Records for the task:

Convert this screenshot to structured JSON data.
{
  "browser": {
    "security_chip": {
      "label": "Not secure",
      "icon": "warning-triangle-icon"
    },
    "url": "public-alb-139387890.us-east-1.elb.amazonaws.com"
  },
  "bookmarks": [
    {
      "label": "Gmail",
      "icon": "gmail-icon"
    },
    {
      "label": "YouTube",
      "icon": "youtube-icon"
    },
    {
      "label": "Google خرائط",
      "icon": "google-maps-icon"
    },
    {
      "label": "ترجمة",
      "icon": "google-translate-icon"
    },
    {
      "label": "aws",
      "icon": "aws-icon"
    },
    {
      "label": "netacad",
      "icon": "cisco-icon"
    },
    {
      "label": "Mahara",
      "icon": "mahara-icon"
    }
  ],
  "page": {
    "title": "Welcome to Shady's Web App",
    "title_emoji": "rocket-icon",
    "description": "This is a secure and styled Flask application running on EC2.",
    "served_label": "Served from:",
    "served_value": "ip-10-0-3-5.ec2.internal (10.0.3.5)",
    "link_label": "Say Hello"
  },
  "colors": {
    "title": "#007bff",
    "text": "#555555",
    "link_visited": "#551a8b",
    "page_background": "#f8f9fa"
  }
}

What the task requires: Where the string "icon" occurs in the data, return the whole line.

Expected answer:
      "icon": "warning-triangle-icon"
      "icon": "gmail-icon"
      "icon": "youtube-icon"
      "icon": "google-maps-icon"
      "icon": "google-translate-icon"
      "icon": "aws-icon"
      "icon": "cisco-icon"
      "icon": "mahara-icon"
    "title_emoji": "rocket-icon",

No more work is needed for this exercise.